“I just want what’s fair.” As mediators Sig and I hear this from divorcing couples, from family members contesting a will or trust, and even from parties in civil lawsuits. Sometimes they ask us directly, “What do you think is fair?”
We try to toss the question back rather than answer it. “Well, what do you mean by ‘fair’”? We ask because we really don’t know.
Fairness is not the same as justice. Justice is rights-based, getting what’s legally owed. It’s about keeping the rules. Fairness is more complex. It has aspects related to religion, family history, culture, emotions.
For instance, here are some considerations for a father preparing to make a will:
Is leaving everything in equal shares to your two children “fair”? Depends . That would be distributive fairness and may be fine with everyone.
But what if one child is a single mom struggling financially, while her brother is a partner in a major law firm? During his lifetime Dad has helped out his daughter by paying for child care and unexpected emergencies. Dad wants both his children to be able to live comfortably after he’s gone. To leave the daughter a bigger share would be “needs” fairness. Would the brother think that was fair?
(Hint: he might wholeheartedly agree IF he understood Dad’s reasoning. Or he might volunteer to take over some of his sister’s expenses himself if Dad chose equal distribution.)
Then there’s “merit” fairness. Say Mom becomes an invalid but wants to stay in her own home.

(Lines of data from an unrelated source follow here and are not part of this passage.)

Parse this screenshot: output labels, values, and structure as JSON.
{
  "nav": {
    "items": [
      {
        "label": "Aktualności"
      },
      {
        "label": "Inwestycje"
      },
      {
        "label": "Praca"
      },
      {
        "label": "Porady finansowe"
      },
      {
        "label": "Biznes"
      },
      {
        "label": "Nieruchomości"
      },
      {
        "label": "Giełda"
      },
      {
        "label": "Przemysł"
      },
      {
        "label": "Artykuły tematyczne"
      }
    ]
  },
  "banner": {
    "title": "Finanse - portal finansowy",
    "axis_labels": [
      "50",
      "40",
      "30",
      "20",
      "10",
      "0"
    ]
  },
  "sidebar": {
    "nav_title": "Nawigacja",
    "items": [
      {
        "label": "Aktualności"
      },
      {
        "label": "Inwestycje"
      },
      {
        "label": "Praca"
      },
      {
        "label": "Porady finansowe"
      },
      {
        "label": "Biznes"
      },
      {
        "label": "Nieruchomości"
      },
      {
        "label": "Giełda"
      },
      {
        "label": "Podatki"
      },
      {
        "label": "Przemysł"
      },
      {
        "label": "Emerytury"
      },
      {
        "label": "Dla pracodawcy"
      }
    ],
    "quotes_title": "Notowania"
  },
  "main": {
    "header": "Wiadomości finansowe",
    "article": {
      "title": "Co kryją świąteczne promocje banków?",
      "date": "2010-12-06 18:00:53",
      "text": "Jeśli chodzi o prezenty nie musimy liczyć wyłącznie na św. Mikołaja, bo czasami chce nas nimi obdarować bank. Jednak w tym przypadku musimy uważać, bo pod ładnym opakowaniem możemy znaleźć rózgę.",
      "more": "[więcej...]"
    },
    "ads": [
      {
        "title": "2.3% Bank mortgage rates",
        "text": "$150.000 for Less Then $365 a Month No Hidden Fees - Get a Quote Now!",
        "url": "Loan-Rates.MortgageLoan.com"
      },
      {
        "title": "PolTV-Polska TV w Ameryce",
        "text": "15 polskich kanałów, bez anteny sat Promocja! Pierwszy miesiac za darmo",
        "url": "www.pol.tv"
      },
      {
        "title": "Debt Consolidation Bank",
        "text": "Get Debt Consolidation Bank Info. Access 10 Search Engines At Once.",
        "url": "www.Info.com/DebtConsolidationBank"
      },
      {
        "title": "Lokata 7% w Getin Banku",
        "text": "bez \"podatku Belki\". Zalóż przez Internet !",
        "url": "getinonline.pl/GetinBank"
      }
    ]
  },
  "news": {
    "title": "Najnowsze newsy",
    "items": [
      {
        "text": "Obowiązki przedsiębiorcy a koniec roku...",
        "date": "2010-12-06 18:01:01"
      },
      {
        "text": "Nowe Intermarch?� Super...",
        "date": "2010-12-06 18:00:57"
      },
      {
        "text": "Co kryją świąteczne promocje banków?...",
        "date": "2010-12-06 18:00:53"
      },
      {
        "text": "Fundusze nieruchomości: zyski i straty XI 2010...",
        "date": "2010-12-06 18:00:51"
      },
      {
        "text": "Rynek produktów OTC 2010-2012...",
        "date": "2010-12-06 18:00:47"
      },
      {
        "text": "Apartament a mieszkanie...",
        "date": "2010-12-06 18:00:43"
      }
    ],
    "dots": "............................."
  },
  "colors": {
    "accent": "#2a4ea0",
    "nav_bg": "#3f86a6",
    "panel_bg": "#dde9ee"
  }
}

Her son quits his job and moves in to care for her full time. Mom wants to leave the home to that son. The caregiver thinks that’s fair. But his sister – who may or may not have contributed to Mom’s upkeep – thinks her brother’s a freeloader and should have even been paying rent. What’s fair?
And, of course, fairness is much more complicated when a second marriage and step-children are involved.
How the parent views fairness will, of course, control. It’s your money and your decision. But to preserve loving relations among your heirs– and loving memories of you — the important point is this: Before you die – and preferably before you make your will – talk to your kids.
Especially talk privately to the ones to whom you plan to leave less. Explain your concept of fairness, and listen to their feedback. Try to get their understanding and buy-in to what you have in mind. Even if they don’t agree they will know you loved them all and tried to do the right thing.
Bonallack and Bishop says
Remember the strict time limits that go with Contesting a Will. If you are even considering contesting a will, I would advise you need to get in contact with a local solicitor as soon as you possibly can, or you may find that the deadline has passed and you can no longer dispute.